Problem description:
Copy out the data below. Keep every word as it is.

= = = =

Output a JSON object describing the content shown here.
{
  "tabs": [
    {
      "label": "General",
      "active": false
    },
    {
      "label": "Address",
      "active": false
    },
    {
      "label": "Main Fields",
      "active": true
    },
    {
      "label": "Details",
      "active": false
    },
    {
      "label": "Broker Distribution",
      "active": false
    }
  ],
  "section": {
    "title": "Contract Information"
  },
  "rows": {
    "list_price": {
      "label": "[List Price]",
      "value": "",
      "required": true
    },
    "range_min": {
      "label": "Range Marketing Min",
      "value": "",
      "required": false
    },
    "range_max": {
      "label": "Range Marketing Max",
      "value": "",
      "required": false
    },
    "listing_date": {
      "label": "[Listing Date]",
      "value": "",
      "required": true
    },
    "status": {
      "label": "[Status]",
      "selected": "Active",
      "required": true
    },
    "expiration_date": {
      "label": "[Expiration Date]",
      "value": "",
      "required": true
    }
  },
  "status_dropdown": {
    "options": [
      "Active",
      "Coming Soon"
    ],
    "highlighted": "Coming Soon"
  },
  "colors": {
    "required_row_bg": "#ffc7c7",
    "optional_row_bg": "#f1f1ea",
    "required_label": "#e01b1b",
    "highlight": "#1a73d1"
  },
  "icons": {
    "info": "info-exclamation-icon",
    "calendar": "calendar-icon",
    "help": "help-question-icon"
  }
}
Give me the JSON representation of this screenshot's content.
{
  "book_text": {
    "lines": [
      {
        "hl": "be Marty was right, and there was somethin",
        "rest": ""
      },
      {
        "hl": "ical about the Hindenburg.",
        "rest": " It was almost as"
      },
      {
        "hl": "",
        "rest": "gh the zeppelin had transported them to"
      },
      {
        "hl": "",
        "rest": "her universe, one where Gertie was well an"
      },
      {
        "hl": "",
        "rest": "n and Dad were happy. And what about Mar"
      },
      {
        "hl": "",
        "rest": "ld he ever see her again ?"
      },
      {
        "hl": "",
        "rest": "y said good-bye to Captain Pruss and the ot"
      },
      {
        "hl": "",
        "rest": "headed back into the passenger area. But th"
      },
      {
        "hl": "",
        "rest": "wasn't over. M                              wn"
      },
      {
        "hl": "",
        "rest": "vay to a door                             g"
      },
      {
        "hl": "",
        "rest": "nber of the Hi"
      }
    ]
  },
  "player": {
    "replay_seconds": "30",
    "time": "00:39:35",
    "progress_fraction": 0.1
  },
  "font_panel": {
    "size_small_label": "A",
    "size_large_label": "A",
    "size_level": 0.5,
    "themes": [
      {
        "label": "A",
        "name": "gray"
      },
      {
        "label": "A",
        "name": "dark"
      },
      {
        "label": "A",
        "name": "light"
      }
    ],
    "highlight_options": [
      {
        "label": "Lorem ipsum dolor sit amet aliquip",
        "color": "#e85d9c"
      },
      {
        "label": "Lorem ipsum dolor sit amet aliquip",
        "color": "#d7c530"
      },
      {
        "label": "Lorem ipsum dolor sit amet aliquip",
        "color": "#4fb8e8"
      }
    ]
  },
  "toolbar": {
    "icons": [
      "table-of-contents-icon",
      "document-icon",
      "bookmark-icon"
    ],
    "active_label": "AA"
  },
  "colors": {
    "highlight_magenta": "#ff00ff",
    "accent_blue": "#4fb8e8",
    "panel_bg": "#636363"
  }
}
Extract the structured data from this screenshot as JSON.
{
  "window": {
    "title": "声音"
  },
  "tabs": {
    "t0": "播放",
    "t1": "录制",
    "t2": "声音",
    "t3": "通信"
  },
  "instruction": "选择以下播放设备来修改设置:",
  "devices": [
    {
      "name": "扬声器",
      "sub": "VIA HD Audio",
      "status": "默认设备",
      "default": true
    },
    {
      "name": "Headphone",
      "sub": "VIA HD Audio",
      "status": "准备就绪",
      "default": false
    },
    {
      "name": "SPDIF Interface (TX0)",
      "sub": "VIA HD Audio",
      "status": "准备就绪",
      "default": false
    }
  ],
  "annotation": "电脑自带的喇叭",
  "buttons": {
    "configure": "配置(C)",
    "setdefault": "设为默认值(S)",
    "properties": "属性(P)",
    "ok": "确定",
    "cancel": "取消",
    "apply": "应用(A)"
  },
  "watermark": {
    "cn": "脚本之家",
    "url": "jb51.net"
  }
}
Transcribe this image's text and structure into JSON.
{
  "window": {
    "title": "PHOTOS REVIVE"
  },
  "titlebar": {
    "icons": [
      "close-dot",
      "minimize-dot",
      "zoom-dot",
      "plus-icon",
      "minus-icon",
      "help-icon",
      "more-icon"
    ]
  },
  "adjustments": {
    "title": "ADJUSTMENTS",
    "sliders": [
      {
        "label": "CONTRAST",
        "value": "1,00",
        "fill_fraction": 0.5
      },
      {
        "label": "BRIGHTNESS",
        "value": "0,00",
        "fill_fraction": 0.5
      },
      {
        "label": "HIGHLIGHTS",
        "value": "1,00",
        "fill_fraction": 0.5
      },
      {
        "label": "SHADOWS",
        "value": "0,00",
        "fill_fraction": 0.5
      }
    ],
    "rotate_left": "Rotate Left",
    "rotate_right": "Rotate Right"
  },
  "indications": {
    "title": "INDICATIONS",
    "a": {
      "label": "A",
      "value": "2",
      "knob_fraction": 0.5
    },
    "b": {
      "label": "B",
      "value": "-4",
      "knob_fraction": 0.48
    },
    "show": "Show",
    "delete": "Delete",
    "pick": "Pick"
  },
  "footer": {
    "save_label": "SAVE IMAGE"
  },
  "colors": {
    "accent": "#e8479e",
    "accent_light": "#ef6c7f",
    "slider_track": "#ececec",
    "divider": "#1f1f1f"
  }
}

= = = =

Solved exercise:
Output a JSON object describing the content shown here.
{
  "tabs": [
    {
      "label": "General",
      "active": false
    },
    {
      "label": "Address",
      "active": false
    },
    {
      "label": "Main Fields",
      "active": true
    },
    {
      "label": "Details",
      "active": false
    },
    {
      "label": "Broker Distribution",
      "active": false
    }
  ],
  "section": {
    "title": "Contract Information"
  },
  "rows": {
    "list_price": {
      "label": "[List Price]",
      "value": "",
      "required": true
    },
    "range_min": {
      "label": "Range Marketing Min",
      "value": "",
      "required": false
    },
    "range_max": {
      "label": "Range Marketing Max",
      "value": "",
      "required": false
    },
    "listing_date": {
      "label": "[Listing Date]",
      "value": "",
      "required": true
    },
    "status": {
      "label": "[Status]",
      "selected": "Active",
      "required": true
    },
    "expiration_date": {
      "label": "[Expiration Date]",
      "value": "",
      "required": true
    }
  },
  "status_dropdown": {
    "options": [
      "Active",
      "Coming Soon"
    ],
    "highlighted": "Coming Soon"
  },
  "colors": {
    "required_row_bg": "#ffc7c7",
    "optional_row_bg": "#f1f1ea",
    "required_label": "#e01b1b",
    "highlight": "#1a73d1"
  },
  "icons": {
    "info": "info-exclamation-icon",
    "calendar": "calendar-icon",
    "help": "help-question-icon"
  }
}
Give me the JSON representation of this screenshot's content.
{
  "book_text": {
    "lines": [
      {
        "hl": "be Marty was right, and there was somethin",
        "rest": ""
      },
      {
        "hl": "ical about the Hindenburg.",
        "rest": " It was almost as"
      },
      {
        "hl": "",
        "rest": "gh the zeppelin had transported them to"
      },
      {
        "hl": "",
        "rest": "her universe, one where Gertie was well an"
      },
      {
        "hl": "",
        "rest": "n and Dad were happy. And what about Mar"
      },
      {
        "hl": "",
        "rest": "ld he ever see her again ?"
      },
      {
        "hl": "",
        "rest": "y said good-bye to Captain Pruss and the ot"
      },
      {
        "hl": "",
        "rest": "headed back into the passenger area. But th"
      },
      {
        "hl": "",
        "rest": "wasn't over. M                              wn"
      },
      {
        "hl": "",
        "rest": "vay to a door                             g"
      },
      {
        "hl": "",
        "rest": "nber of the Hi"
      }
    ]
  },
  "player": {
    "replay_seconds": "30",
    "time": "00:39:35",
    "progress_fraction": 0.1
  },
  "font_panel": {
    "size_small_label": "A",
    "size_large_label": "A",
    "size_level": 0.5,
    "themes": [
      {
        "label": "A",
        "name": "gray"
      },
      {
        "label": "A",
        "name": "dark"
      },
      {
        "label": "A",
        "name": "light"
      }
    ],
    "highlight_options": [
      {
        "label": "Lorem ipsum dolor sit amet aliquip",
        "color": "#e85d9c"
      },
      {
        "label": "Lorem ipsum dolor sit amet aliquip",
        "color": "#d7c530"
      },
      {
        "label": "Lorem ipsum dolor sit amet aliquip",
        "color": "#4fb8e8"
      }
    ]
  },
  "toolbar": {
    "icons": [
      "table-of-contents-icon",
      "document-icon",
      "bookmark-icon"
    ],
    "active_label": "AA"
  },
  "colors": {
    "highlight_magenta": "#ff00ff",
    "accent_blue": "#4fb8e8",
    "panel_bg": "#636363"
  }
}
Extract the structured data from this screenshot as JSON.
{
  "window": {
    "title": "声音"
  },
  "tabs": {
    "t0": "播放",
    "t1": "录制",
    "t2": "声音",
    "t3": "通信"
  },
  "instruction": "选择以下播放设备来修改设置:",
  "devices": [
    {
      "name": "扬声器",
      "sub": "VIA HD Audio",
      "status": "默认设备",
      "default": true
    },
    {
      "name": "Headphone",
      "sub": "VIA HD Audio",
      "status": "准备就绪",
      "default": false
    },
    {
      "name": "SPDIF Interface (TX0)",
      "sub": "VIA HD Audio",
      "status": "准备就绪",
      "default": false
    }
  ],
  "annotation": "电脑自带的喇叭",
  "buttons": {
    "configure": "配置(C)",
    "setdefault": "设为默认值(S)",
    "properties": "属性(P)",
    "ok": "确定",
    "cancel": "取消",
    "apply": "应用(A)"
  },
  "watermark": {
    "cn": "脚本之家",
    "url": "jb51.net"
  }
}
Transcribe this image's text and structure into JSON.
{
  "window": {
    "title": "PHOTOS REVIVE"
  },
  "titlebar": {
    "icons": [
      "close-dot",
      "minimize-dot",
      "zoom-dot",
      "plus-icon",
      "minus-icon",
      "help-icon",
      "more-icon"
    ]
  },
  "adjustments": {
    "title": "ADJUSTMENTS",
    "sliders": [
      {
        "label": "CONTRAST",
        "value": "1,00",
        "fill_fraction": 0.5
      },
      {
        "label": "BRIGHTNESS",
        "value": "0,00",
        "fill_fraction": 0.5
      },
      {
        "label": "HIGHLIGHTS",
        "value": "1,00",
        "fill_fraction": 0.5
      },
      {
        "label": "SHADOWS",
        "value": "0,00",
        "fill_fraction": 0.5
      }
    ],
    "rotate_left": "Rotate Left",
    "rotate_right": "Rotate Right"
  },
  "indications": {
    "title": "INDICATIONS",
    "a": {
      "label": "A",
      "value": "2",
      "knob_fraction": 0.5
    },
    "b": {
      "label": "B",
      "value": "-4",
      "knob_fraction": 0.48
    },
    "show": "Show",
    "delete": "Delete",
    "pick": "Pick"
  },
  "footer": {
    "save_label": "SAVE IMAGE"
  },
  "colors": {
    "accent": "#e8479e",
    "accent_light": "#ef6c7f",
    "slider_track": "#ececec",
    "divider": "#1f1f1f"
  }
}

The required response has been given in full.